4. Whenever possible follow your babies lead: security of attachment requires a caregiver who is sensitive and responsive to their child’s needs. Your willingness to answer subtle requests for attention, comfort, holding, exploration, and discovery (with you nearby) will provide an increased sense of security for your child.
5. You can’t spoil a baby: contrary to those who might say that you will harm a child if you are ‘too responsive’ to their needs, it isn’t possible to spoil a baby in the first 9-10 months of life. Researchers are finding that the most responsive parents actually have children who are less demanding and more self-reliant as they grow older.
6. Stay with you child during difficult feelings: young children often have upset feelings (anger, hurt, sadness, fear) that are too difficult to manage on their own. When your child has an intense feeling, stay with them until the feeling has been worked through. Your child will learn basic trust: “Someone is here when I am in difficulty and pain”, and I can count on good outcomes to follow difficult experience”.
7. Talk out loud about feelings: from a child’s earliest days, talking out loud about feelings (your child’s and your own) will begin to help the child to eventually label feelings and realise that they can be shared. As a child gets older, they will then realise that intense feelings can be named (mad, sad, glad and afraid) and discussed with another, thus ending a need to act them out.
Remember: mistakes happen (you only need to be ‘good enough’). Perfection is impossible in parenting. In fact it isn’t even recommended. A child who knows that everyone in the family makes mistakes, and that they will eventually be worked out, will feel more secure than a child who thinks everything has to be right the first time.

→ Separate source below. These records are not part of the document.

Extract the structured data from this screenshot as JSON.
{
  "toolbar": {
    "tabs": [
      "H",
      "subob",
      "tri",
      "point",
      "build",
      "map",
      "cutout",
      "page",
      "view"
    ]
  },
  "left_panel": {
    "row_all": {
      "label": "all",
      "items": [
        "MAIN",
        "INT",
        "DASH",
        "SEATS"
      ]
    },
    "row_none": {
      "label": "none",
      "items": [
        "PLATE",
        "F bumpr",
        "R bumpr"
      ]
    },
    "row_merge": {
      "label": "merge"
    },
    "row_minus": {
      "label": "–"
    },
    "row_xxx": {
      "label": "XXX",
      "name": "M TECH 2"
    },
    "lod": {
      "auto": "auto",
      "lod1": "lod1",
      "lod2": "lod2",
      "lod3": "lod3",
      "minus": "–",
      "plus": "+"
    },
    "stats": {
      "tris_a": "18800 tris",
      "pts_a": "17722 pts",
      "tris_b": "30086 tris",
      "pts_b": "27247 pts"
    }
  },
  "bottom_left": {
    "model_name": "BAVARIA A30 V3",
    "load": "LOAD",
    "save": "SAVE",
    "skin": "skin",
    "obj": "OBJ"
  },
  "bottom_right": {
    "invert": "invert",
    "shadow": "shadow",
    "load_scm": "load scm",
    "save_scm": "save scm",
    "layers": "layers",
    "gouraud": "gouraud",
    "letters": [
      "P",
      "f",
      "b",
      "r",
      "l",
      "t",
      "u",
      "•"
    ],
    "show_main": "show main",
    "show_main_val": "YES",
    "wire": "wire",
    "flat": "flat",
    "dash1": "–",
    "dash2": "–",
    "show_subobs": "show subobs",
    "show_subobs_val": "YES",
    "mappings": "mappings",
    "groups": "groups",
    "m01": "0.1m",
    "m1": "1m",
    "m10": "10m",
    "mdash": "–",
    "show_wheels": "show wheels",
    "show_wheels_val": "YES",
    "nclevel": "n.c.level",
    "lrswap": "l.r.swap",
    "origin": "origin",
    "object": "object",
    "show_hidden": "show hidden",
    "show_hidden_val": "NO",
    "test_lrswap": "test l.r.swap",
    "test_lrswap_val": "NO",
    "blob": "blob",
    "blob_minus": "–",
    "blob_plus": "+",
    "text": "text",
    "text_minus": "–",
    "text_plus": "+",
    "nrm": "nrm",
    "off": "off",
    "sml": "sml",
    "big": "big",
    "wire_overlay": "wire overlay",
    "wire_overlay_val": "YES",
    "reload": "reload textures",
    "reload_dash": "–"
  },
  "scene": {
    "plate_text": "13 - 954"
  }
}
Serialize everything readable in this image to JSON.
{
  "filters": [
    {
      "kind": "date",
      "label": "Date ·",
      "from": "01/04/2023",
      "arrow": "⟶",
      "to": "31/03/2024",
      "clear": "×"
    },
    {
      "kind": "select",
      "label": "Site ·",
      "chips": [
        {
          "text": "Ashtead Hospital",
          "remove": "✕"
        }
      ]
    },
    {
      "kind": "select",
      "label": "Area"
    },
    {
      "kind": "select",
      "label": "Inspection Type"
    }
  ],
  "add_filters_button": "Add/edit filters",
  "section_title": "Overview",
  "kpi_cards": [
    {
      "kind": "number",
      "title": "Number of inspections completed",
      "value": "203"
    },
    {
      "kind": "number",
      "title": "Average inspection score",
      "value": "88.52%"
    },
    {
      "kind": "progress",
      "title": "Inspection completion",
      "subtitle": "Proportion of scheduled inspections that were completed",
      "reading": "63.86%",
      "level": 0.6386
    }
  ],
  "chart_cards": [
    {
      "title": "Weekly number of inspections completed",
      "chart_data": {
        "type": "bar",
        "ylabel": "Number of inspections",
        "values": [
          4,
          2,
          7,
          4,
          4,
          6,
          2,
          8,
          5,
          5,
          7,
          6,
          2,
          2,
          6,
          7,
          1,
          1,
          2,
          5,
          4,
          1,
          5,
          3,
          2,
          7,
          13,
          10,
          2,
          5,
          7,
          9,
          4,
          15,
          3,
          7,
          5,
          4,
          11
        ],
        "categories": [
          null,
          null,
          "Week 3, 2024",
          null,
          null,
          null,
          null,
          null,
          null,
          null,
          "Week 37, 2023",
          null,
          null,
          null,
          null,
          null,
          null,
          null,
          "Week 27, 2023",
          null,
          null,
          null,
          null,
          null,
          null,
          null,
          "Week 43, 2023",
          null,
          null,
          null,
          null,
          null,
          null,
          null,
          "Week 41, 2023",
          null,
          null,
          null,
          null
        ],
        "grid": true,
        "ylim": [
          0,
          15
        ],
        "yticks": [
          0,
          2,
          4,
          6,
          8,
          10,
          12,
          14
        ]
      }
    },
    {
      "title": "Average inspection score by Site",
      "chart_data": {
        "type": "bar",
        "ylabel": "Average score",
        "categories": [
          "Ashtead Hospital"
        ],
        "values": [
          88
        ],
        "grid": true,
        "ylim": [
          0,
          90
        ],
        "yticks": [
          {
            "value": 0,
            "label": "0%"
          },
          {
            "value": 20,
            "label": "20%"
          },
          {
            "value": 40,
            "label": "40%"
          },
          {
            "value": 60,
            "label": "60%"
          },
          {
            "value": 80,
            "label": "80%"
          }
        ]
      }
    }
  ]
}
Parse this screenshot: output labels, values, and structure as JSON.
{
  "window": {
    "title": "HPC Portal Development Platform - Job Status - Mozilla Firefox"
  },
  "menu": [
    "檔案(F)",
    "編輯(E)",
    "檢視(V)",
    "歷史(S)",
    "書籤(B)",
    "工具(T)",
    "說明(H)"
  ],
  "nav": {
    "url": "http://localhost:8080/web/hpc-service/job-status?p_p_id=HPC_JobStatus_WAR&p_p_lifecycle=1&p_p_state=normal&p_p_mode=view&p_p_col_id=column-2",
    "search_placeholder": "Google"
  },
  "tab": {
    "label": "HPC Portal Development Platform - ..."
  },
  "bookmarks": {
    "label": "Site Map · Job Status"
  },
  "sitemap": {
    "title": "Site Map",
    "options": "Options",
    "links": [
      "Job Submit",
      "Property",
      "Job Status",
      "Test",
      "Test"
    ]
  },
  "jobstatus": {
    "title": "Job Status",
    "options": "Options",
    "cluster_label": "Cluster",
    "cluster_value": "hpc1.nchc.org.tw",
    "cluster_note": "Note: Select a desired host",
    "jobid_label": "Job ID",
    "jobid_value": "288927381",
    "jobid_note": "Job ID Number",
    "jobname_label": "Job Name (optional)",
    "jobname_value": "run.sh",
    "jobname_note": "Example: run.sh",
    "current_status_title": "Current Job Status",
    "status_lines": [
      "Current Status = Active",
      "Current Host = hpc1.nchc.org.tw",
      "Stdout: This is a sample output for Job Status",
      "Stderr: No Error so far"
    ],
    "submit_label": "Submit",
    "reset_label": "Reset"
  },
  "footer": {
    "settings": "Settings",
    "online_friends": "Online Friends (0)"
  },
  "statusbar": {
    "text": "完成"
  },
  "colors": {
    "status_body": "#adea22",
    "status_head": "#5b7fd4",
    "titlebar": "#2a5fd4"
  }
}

Be bigger, stronger, wiser and kind: at the heart of secure attachment is a child’s recognition that they have a parent who can be counted on to lovingly provide tenderness, comfort, firm guidance and protection during the inevitable difficulties of life. If the truth be told, all of us have this need some of the time, no matter what our age.
© Cooper, Hoffman, Marvin & Powell – 2000
We wish to acknowledge the Ngunnawal people as the traditional owners and custodians of the land on which CMS and its service are located, and their Elders past and present.